[Website and app data records]
+ + +
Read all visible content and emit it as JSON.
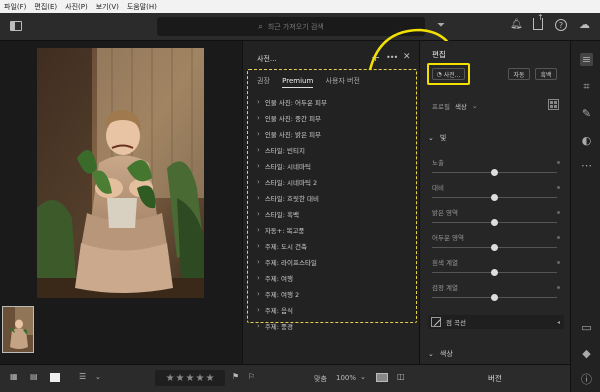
{
  "menubar": {
    "items": [
      "파일(F)",
      "편집(E)",
      "사진(P)",
      "보기(V)",
      "도움말(H)"
    ]
  },
  "search": {
    "placeholder": "최근 가져오기 검색"
  },
  "presets": {
    "title": "사전...",
    "tabs": [
      "권장",
      "Premium",
      "사용자 버전"
    ],
    "active_tab": 1,
    "items": [
      "인물 사진: 어두운 피부",
      "인물 사진: 중간 피부",
      "인물 사진: 밝은 피부",
      "스타일: 빈티지",
      "스타일: 시네마틱",
      "스타일: 시네마틱 2",
      "스타일: 흐릿한 대비",
      "스타일: 흑백",
      "자동+: 복고풍",
      "주제: 도시 건축",
      "주제: 라이프스타일",
      "주제: 여행",
      "주제: 여행 2",
      "주제: 음식",
      "주제: 풍경"
    ]
  },
  "edit": {
    "title": "편집",
    "presets_button": "사전...",
    "auto_button": "자동",
    "bw_button": "흑백",
    "profile_label": "프로필",
    "profile_value": "색상",
    "light_section": "빛",
    "sliders": [
      {
        "label": "노출",
        "value": 0.5
      },
      {
        "label": "대비",
        "value": 0.5
      },
      {
        "label": "밝은 영역",
        "value": 0.5
      },
      {
        "label": "어두운 영역",
        "value": 0.5
      },
      {
        "label": "흰색 계열",
        "value": 0.5
      },
      {
        "label": "검정 계열",
        "value": 0.5
      }
    ],
    "curve_label": "점 곡선",
    "color_section": "색상",
    "footer_label": "버전"
  },
  "bottombar": {
    "fit_label": "맞춤",
    "zoom": "100%"
  },
  "colors": {
    "highlight": "#f2e000",
    "panel": "#222222",
    "accent_dashed": "#e8d44a"
  }
}
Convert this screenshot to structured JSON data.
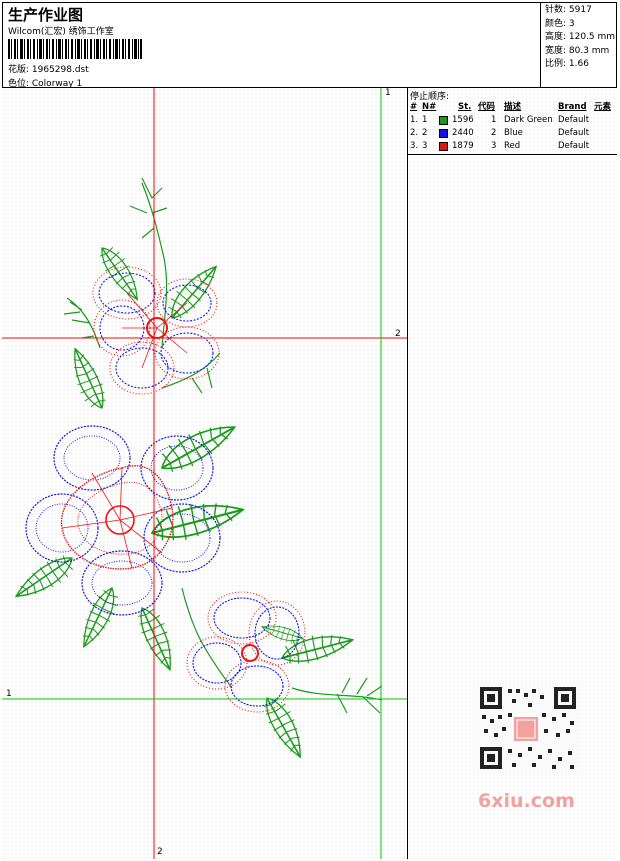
{
  "header": {
    "title": "生产作业图",
    "subtitle": "Wilcom(汇宏) 绣饰工作室",
    "design_label": "花版: 1965298.dst",
    "color_label": "色位: Colorway 1"
  },
  "stats": {
    "stitches": "针数: 5917",
    "colors": "颜色: 3",
    "height": "高度: 120.5 mm",
    "width": "宽度: 80.3 mm",
    "scale": "比例: 1.66"
  },
  "stop_sequence": {
    "heading": "停止顺序:",
    "columns": {
      "num": "#",
      "n": "N#",
      "st": "St.",
      "code": "代码",
      "desc": "描述",
      "brand": "Brand",
      "elem": "元素"
    },
    "rows": [
      {
        "num": "1.",
        "n": "1",
        "color": "#1a9a1a",
        "st": "1596",
        "code": "1",
        "desc": "Dark Green",
        "brand": "Default"
      },
      {
        "num": "2.",
        "n": "2",
        "color": "#1414e6",
        "st": "2440",
        "code": "2",
        "desc": "Blue",
        "brand": "Default"
      },
      {
        "num": "3.",
        "n": "3",
        "color": "#e81414",
        "st": "1879",
        "code": "3",
        "desc": "Red",
        "brand": "Default"
      }
    ]
  },
  "guides": {
    "red_v": "2",
    "red_h": "2",
    "green_v": "1",
    "green_h": "1"
  },
  "watermark": {
    "text": "6xiu.com"
  },
  "colors": {
    "green": "#1a9a1a",
    "blue": "#1414e6",
    "red": "#e81414",
    "guide_red": "#ff0000",
    "guide_green": "#00cc00"
  }
}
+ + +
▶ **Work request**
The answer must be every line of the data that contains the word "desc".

▶ **Answer space**
      "desc": "描述",
        "desc": "Dark Green",
        "desc": "Blue",
        "desc": "Red",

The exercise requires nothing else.